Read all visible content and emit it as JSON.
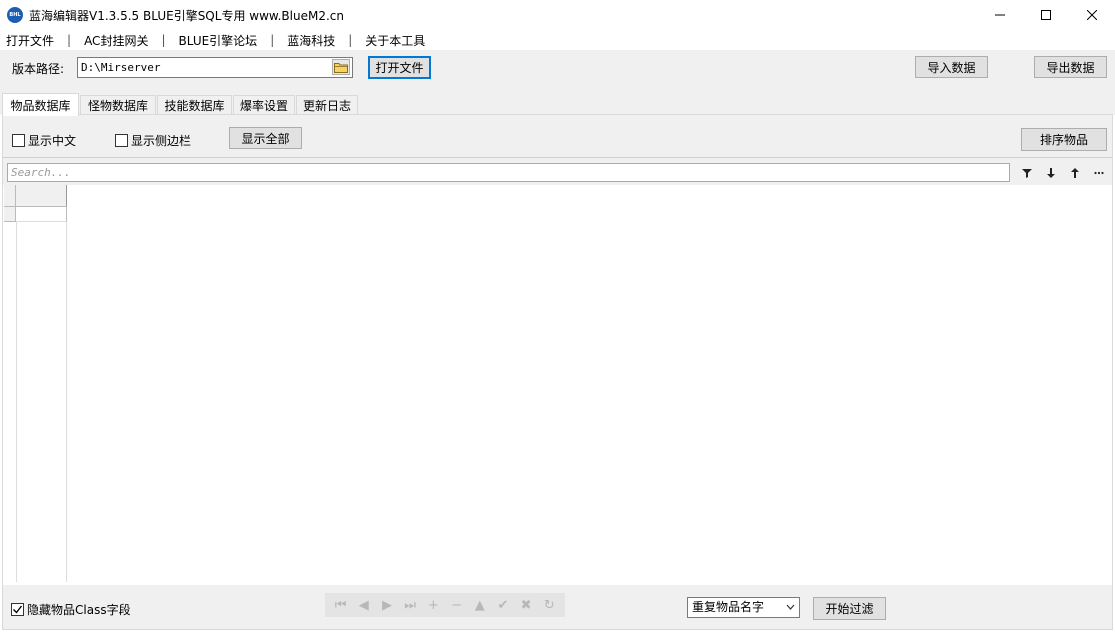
{
  "window": {
    "title": "蓝海编辑器V1.3.5.5  BLUE引擎SQL专用   www.BlueM2.cn",
    "logo_text": "BHL"
  },
  "menu": {
    "items": [
      "打开文件",
      "AC封挂网关",
      "BLUE引擎论坛",
      "蓝海科技",
      "关于本工具"
    ],
    "separator": "|"
  },
  "pathbar": {
    "label": "版本路径:",
    "path_value": "D:\\Mirserver",
    "open_button": "打开文件",
    "import_button": "导入数据",
    "export_button": "导出数据"
  },
  "tabs": [
    {
      "label": "物品数据库",
      "active": true
    },
    {
      "label": "怪物数据库",
      "active": false
    },
    {
      "label": "技能数据库",
      "active": false
    },
    {
      "label": "爆率设置",
      "active": false
    },
    {
      "label": "更新日志",
      "active": false
    }
  ],
  "toolbar": {
    "show_chinese": {
      "label": "显示中文",
      "checked": false
    },
    "show_sidebar": {
      "label": "显示侧边栏",
      "checked": false
    },
    "show_all_button": "显示全部",
    "sort_button": "排序物品"
  },
  "search": {
    "placeholder": "Search..."
  },
  "bottom": {
    "hide_class": {
      "label": "隐藏物品Class字段",
      "checked": true
    },
    "filter_select_value": "重复物品名字",
    "filter_button": "开始过滤"
  },
  "colors": {
    "background": "#f0f0f0",
    "focus_border": "#0078d7",
    "logo": "#1a5fb4"
  }
}
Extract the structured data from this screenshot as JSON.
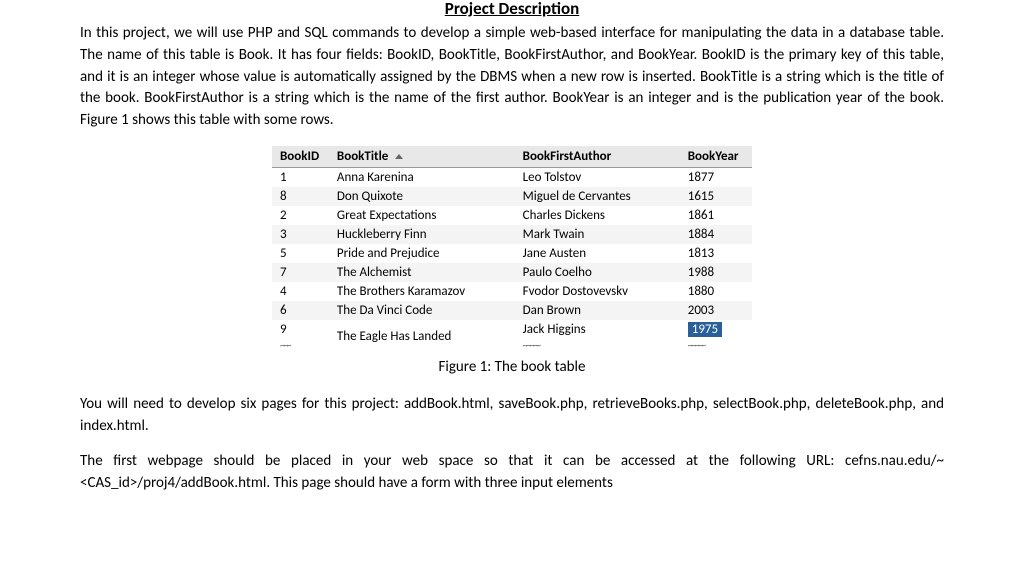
{
  "title": "Project Description",
  "para1": "In this project, we will use PHP and SQL commands to develop a simple web-based interface for manipulating the data in a database table. The name of this table is Book. It has four fields: BookID, BookTitle, BookFirstAuthor, and BookYear. BookID is the primary key of this table, and it is an integer whose value is automatically assigned by the DBMS when a new row is inserted. BookTitle is a string which is the title of the book. BookFirstAuthor is a string which is the name of the first author. BookYear is an integer and is the publication year of the book. Figure 1 shows this table with some rows.",
  "table": {
    "headers": {
      "id": "BookID",
      "title": "BookTitle",
      "author": "BookFirstAuthor",
      "year": "BookYear"
    },
    "rows": [
      {
        "id": "1",
        "title": "Anna Karenina",
        "author": "Leo Tolstov",
        "year": "1877"
      },
      {
        "id": "8",
        "title": "Don Quixote",
        "author": "Miguel de Cervantes",
        "year": "1615"
      },
      {
        "id": "2",
        "title": "Great Expectations",
        "author": "Charles Dickens",
        "year": "1861"
      },
      {
        "id": "3",
        "title": "Huckleberry Finn",
        "author": "Mark Twain",
        "year": "1884"
      },
      {
        "id": "5",
        "title": "Pride and Prejudice",
        "author": "Jane Austen",
        "year": "1813"
      },
      {
        "id": "7",
        "title": "The Alchemist",
        "author": "Paulo Coelho",
        "year": "1988"
      },
      {
        "id": "4",
        "title": "The Brothers Karamazov",
        "author": "Fvodor Dostovevskv",
        "year": "1880"
      },
      {
        "id": "6",
        "title": "The Da Vinci Code",
        "author": "Dan Brown",
        "year": "2003"
      },
      {
        "id": "9",
        "title": "The Eagle Has Landed",
        "author": "Jack Higgins",
        "year": "1975"
      }
    ]
  },
  "caption": "Figure 1: The book table",
  "para2": "You will need to develop six pages for this project: addBook.html, saveBook.php, retrieveBooks.php, selectBook.php, deleteBook.php, and index.html.",
  "para3": "The first webpage should be placed in your web space so that it can be accessed at the following URL: cefns.nau.edu/~<CAS_id>/proj4/addBook.html. This page should have a form with three input elements"
}
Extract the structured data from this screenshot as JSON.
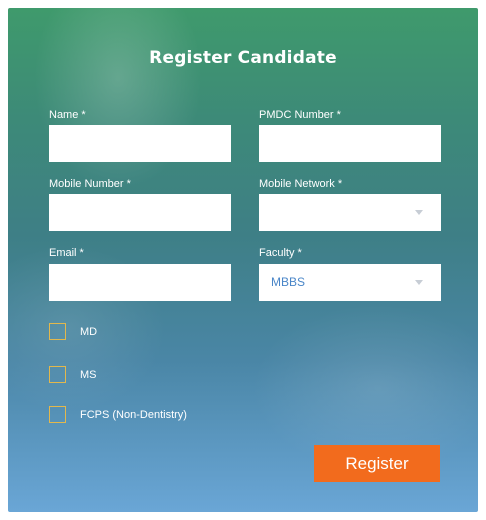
{
  "form": {
    "title": "Register Candidate",
    "fields": {
      "name": {
        "label": "Name *",
        "value": ""
      },
      "pmdc": {
        "label": "PMDC Number *",
        "value": ""
      },
      "mobile_number": {
        "label": "Mobile Number *",
        "value": ""
      },
      "mobile_network": {
        "label": "Mobile Network *",
        "selected": ""
      },
      "email": {
        "label": "Email *",
        "value": ""
      },
      "faculty": {
        "label": "Faculty *",
        "selected": "MBBS"
      }
    },
    "checkboxes": [
      {
        "label": "MD",
        "checked": false
      },
      {
        "label": "MS",
        "checked": false
      },
      {
        "label": "FCPS (Non-Dentistry)",
        "checked": false
      }
    ],
    "register_label": "Register"
  },
  "colors": {
    "accent": "#f26b1d",
    "checkbox_border": "#e2b84d",
    "select_text": "#4a86c8"
  },
  "icons": {
    "dropdown": "chevron-down-icon"
  }
}
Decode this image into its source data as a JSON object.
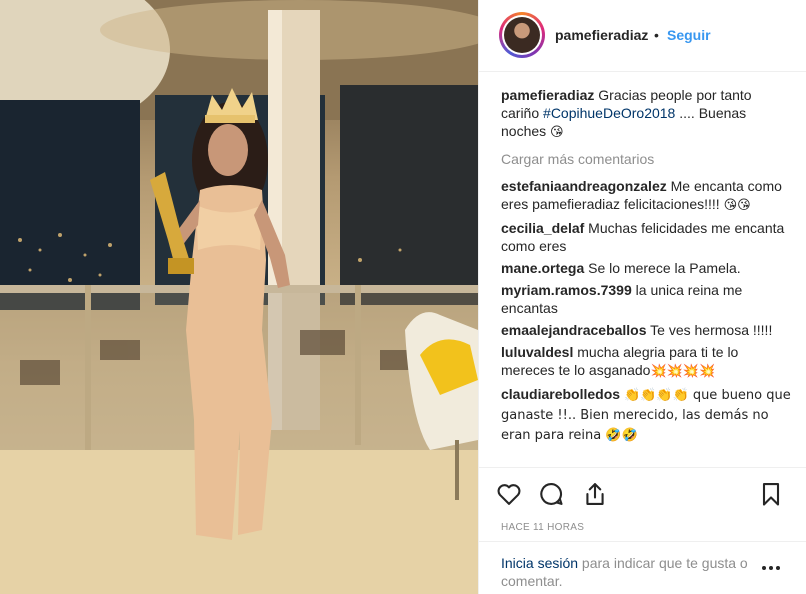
{
  "post": {
    "username": "pamefieradiaz",
    "dot": "•",
    "follow_label": "Seguir",
    "caption": {
      "user": "pamefieradiaz",
      "text_before": "Gracias people por tanto cariño ",
      "hashtag": "#CopihueDeOro2018",
      "text_after": " .... Buenas noches ",
      "emoji": "😘"
    },
    "load_more": "Cargar más comentarios",
    "comments": [
      {
        "user": "estefaniaandreagonzalez",
        "text": "Me encanta como eres pamefieradiaz felicitaciones!!!! ",
        "emoji": "😘😘"
      },
      {
        "user": "cecilia_delaf",
        "text": "Muchas felicidades me encanta como eres",
        "emoji": ""
      },
      {
        "user": "mane.ortega",
        "text": "Se lo merece la Pamela.",
        "emoji": ""
      },
      {
        "user": "myriam.ramos.7399",
        "text": "la unica reina me encantas",
        "emoji": ""
      },
      {
        "user": "emaalejandraceballos",
        "text": "Te ves hermosa !!!!!",
        "emoji": ""
      },
      {
        "user": "luluvaldesl",
        "text": "mucha alegria para ti te lo mereces te lo asganado",
        "emoji": "💥💥💥💥"
      },
      {
        "user": "claudiarebolledos",
        "text": "👏👏👏👏 que bueno que ganaste !!.. Bien merecido, las demás no eran para reina ",
        "emoji": "🤣🤣"
      }
    ],
    "timestamp": "HACE 11 HORAS",
    "footer": {
      "login_label": "Inicia sesión",
      "rest": " para indicar que te gusta o comentar."
    }
  },
  "icons": {
    "like": "heart-icon",
    "comment": "comment-icon",
    "share": "share-icon",
    "save": "bookmark-icon",
    "more": "more-icon"
  },
  "colors": {
    "accent": "#3897f0",
    "link": "#003569",
    "muted": "#8e8e8e",
    "text": "#262626"
  }
}
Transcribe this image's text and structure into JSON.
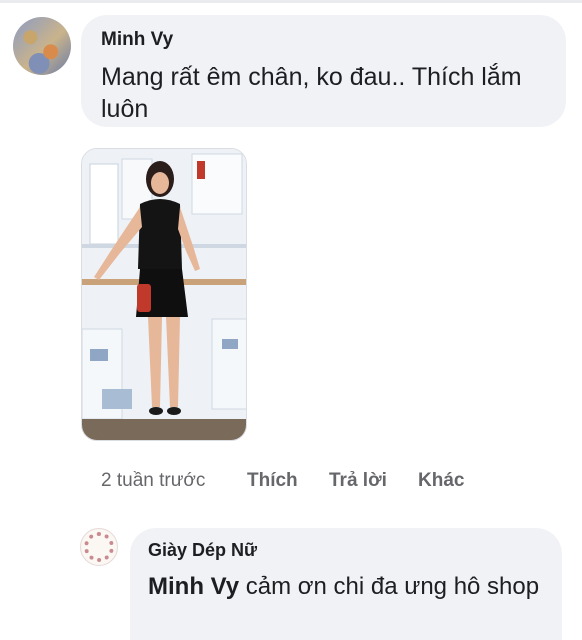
{
  "comment": {
    "author": "Minh Vy",
    "text": "Mang rất êm chân, ko đau.. Thích lắm luôn",
    "time": "2 tuần trước",
    "actions": {
      "like": "Thích",
      "reply": "Trả lời",
      "more": "Khác"
    },
    "photo_icon": "photo-attachment"
  },
  "reply": {
    "author": "Giày Dép Nữ",
    "mention": "Minh Vy",
    "text": " cảm ơn chi đa ưng hô shop"
  }
}
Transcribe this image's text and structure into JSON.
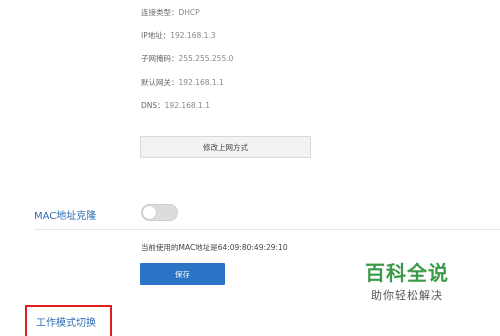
{
  "wan_info": {
    "conn_type_label": "连接类型：",
    "conn_type_value": "DHCP",
    "ip_label": "IP地址：",
    "ip_value": "192.168.1.3",
    "mask_label": "子网掩码：",
    "mask_value": "255.255.255.0",
    "gateway_label": "默认网关：",
    "gateway_value": "192.168.1.1",
    "dns_label": "DNS：",
    "dns_value": "192.168.1.1",
    "change_button": "修改上网方式"
  },
  "mac_clone": {
    "title": "MAC地址克隆",
    "toggle_state": "off",
    "current_mac_text": "当前使用的MAC地址是64:09:80:49:29:10",
    "save_button": "保存"
  },
  "work_mode": {
    "title": "工作模式切换"
  },
  "watermark": {
    "main": "百科全说",
    "sub": "助你轻松解决"
  },
  "colors": {
    "link_blue": "#2f6db5",
    "save_blue": "#2b73c4",
    "highlight_red": "#e02020",
    "watermark_green": "#3b9a48"
  }
}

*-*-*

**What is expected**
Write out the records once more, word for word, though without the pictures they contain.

**Task output**
Read all visible content and emit it as JSON.
{
  "window": {
    "title": "蓝海编辑器V1.3.5.5  BLUE引擎SQL专用   www.BlueM2.cn",
    "logo_text": "BHL"
  },
  "menu": {
    "items": [
      "打开文件",
      "AC封挂网关",
      "BLUE引擎论坛",
      "蓝海科技",
      "关于本工具"
    ],
    "separator": "|"
  },
  "pathbar": {
    "label": "版本路径:",
    "path_value": "D:\\Mirserver",
    "open_button": "打开文件",
    "import_button": "导入数据",
    "export_button": "导出数据"
  },
  "tabs": [
    {
      "label": "物品数据库",
      "active": true
    },
    {
      "label": "怪物数据库",
      "active": false
    },
    {
      "label": "技能数据库",
      "active": false
    },
    {
      "label": "爆率设置",
      "active": false
    },
    {
      "label": "更新日志",
      "active": false
    }
  ],
  "toolbar": {
    "show_chinese": {
      "label": "显示中文",
      "checked": false
    },
    "show_sidebar": {
      "label": "显示侧边栏",
      "checked": false
    },
    "show_all_button": "显示全部",
    "sort_button": "排序物品"
  },
  "search": {
    "placeholder": "Search..."
  },
  "bottom": {
    "hide_class": {
      "label": "隐藏物品Class字段",
      "checked": true
    },
    "filter_select_value": "重复物品名字",
    "filter_button": "开始过滤"
  },
  "colors": {
    "background": "#f0f0f0",
    "focus_border": "#0078d7",
    "logo": "#1a5fb4"
  }
}
Extract the structured data from this screenshot as JSON.
{
  "title": "Project Description",
  "para1": "In this project, we will use PHP and SQL commands to develop a simple web-based interface for manipulating the data in a database table. The name of this table is Book. It has four fields: BookID, BookTitle, BookFirstAuthor, and BookYear. BookID is the primary key of this table, and it is an integer whose value is automatically assigned by the DBMS when a new row is inserted. BookTitle is a string which is the title of the book. BookFirstAuthor is a string which is the name of the first author. BookYear is an integer and is the publication year of the book. Figure 1 shows this table with some rows.",
  "table": {
    "headers": {
      "id": "BookID",
      "title": "BookTitle",
      "author": "BookFirstAuthor",
      "year": "BookYear"
    },
    "rows": [
      {
        "id": "1",
        "title": "Anna Karenina",
        "author": "Leo Tolstov",
        "year": "1877"
      },
      {
        "id": "8",
        "title": "Don Quixote",
        "author": "Miguel de Cervantes",
        "year": "1615"
      },
      {
        "id": "2",
        "title": "Great Expectations",
        "author": "Charles Dickens",
        "year": "1861"
      },
      {
        "id": "3",
        "title": "Huckleberry Finn",
        "author": "Mark Twain",
        "year": "1884"
      },
      {
        "id": "5",
        "title": "Pride and Prejudice",
        "author": "Jane Austen",
        "year": "1813"
      },
      {
        "id": "7",
        "title": "The Alchemist",
        "author": "Paulo Coelho",
        "year": "1988"
      },
      {
        "id": "4",
        "title": "The Brothers Karamazov",
        "author": "Fvodor Dostovevskv",
        "year": "1880"
      },
      {
        "id": "6",
        "title": "The Da Vinci Code",
        "author": "Dan Brown",
        "year": "2003"
      },
      {
        "id": "9",
        "title": "The Eagle Has Landed",
        "author": "Jack Higgins",
        "year": "1975"
      }
    ]
  },
  "caption": "Figure 1: The book table",
  "para2": "You will need to develop six pages for this project: addBook.html, saveBook.php, retrieveBooks.php, selectBook.php, deleteBook.php, and index.html.",
  "para3": "The first webpage should be placed in your web space so that it can be accessed at the following URL: cefns.nau.edu/~<CAS_id>/proj4/addBook.html. This page should have a form with three input elements"
}
Extract the structured data from this screenshot as JSON.
{
  "form": {
    "title": "Register Candidate",
    "fields": {
      "name": {
        "label": "Name *",
        "value": ""
      },
      "pmdc": {
        "label": "PMDC Number *",
        "value": ""
      },
      "mobile_number": {
        "label": "Mobile Number *",
        "value": ""
      },
      "mobile_network": {
        "label": "Mobile Network *",
        "selected": ""
      },
      "email": {
        "label": "Email *",
        "value": ""
      },
      "faculty": {
        "label": "Faculty *",
        "selected": "MBBS"
      }
    },
    "checkboxes": [
      {
        "label": "MD",
        "checked": false
      },
      {
        "label": "MS",
        "checked": false
      },
      {
        "label": "FCPS (Non-Dentistry)",
        "checked": false
      }
    ],
    "register_label": "Register"
  },
  "colors": {
    "accent": "#f26b1d",
    "checkbox_border": "#e2b84d",
    "select_text": "#4a86c8"
  },
  "icons": {
    "dropdown": "chevron-down-icon"
  }
}
Decode this image into its source data as a JSON object.
{
  "post": {
    "username": "pamefieradiaz",
    "dot": "•",
    "follow_label": "Seguir",
    "caption": {
      "user": "pamefieradiaz",
      "text_before": "Gracias people por tanto cariño ",
      "hashtag": "#CopihueDeOro2018",
      "text_after": " .... Buenas noches ",
      "emoji": "😘"
    },
    "load_more": "Cargar más comentarios",
    "comments": [
      {
        "user": "estefaniaandreagonzalez",
        "text": "Me encanta como eres pamefieradiaz felicitaciones!!!! ",
        "emoji": "😘😘"
      },
      {
        "user": "cecilia_delaf",
        "text": "Muchas felicidades me encanta como eres",
        "emoji": ""
      },
      {
        "user": "mane.ortega",
        "text": "Se lo merece la Pamela.",
        "emoji": ""
      },
      {
        "user": "myriam.ramos.7399",
        "text": "la unica reina me encantas",
        "emoji": ""
      },
      {
        "user": "emaalejandraceballos",
        "text": "Te ves hermosa !!!!!",
        "emoji": ""
      },
      {
        "user": "luluvaldesl",
        "text": "mucha alegria para ti te lo mereces te lo asganado",
        "emoji": "💥💥💥💥"
      },
      {
        "user": "claudiarebolledos",
        "text": "👏👏👏👏 que bueno que ganaste !!.. Bien merecido, las demás no eran para reina ",
        "emoji": "🤣🤣"
      }
    ],
    "timestamp": "HACE 11 HORAS",
    "footer": {
      "login_label": "Inicia sesión",
      "rest": " para indicar que te gusta o comentar."
    }
  },
  "icons": {
    "like": "heart-icon",
    "comment": "comment-icon",
    "share": "share-icon",
    "save": "bookmark-icon",
    "more": "more-icon"
  },
  "colors": {
    "accent": "#3897f0",
    "link": "#003569",
    "muted": "#8e8e8e",
    "text": "#262626"
  }
}
Transcribe this image's text and structure into JSON.
{
  "comment": {
    "author": "Minh Vy",
    "text": "Mang rất êm chân, ko đau.. Thích lắm luôn",
    "time": "2 tuần trước",
    "actions": {
      "like": "Thích",
      "reply": "Trả lời",
      "more": "Khác"
    },
    "photo_icon": "photo-attachment"
  },
  "reply": {
    "author": "Giày Dép Nữ",
    "mention": "Minh Vy",
    "text": " cảm ơn chi đa ưng hô shop"
  }
}
Transcribe this image's text and structure into JSON.
{
  "wan_info": {
    "conn_type_label": "连接类型：",
    "conn_type_value": "DHCP",
    "ip_label": "IP地址：",
    "ip_value": "192.168.1.3",
    "mask_label": "子网掩码：",
    "mask_value": "255.255.255.0",
    "gateway_label": "默认网关：",
    "gateway_value": "192.168.1.1",
    "dns_label": "DNS：",
    "dns_value": "192.168.1.1",
    "change_button": "修改上网方式"
  },
  "mac_clone": {
    "title": "MAC地址克隆",
    "toggle_state": "off",
    "current_mac_text": "当前使用的MAC地址是64:09:80:49:29:10",
    "save_button": "保存"
  },
  "work_mode": {
    "title": "工作模式切换"
  },
  "watermark": {
    "main": "百科全说",
    "sub": "助你轻松解决"
  },
  "colors": {
    "link_blue": "#2f6db5",
    "save_blue": "#2b73c4",
    "highlight_red": "#e02020",
    "watermark_green": "#3b9a48"
  }
}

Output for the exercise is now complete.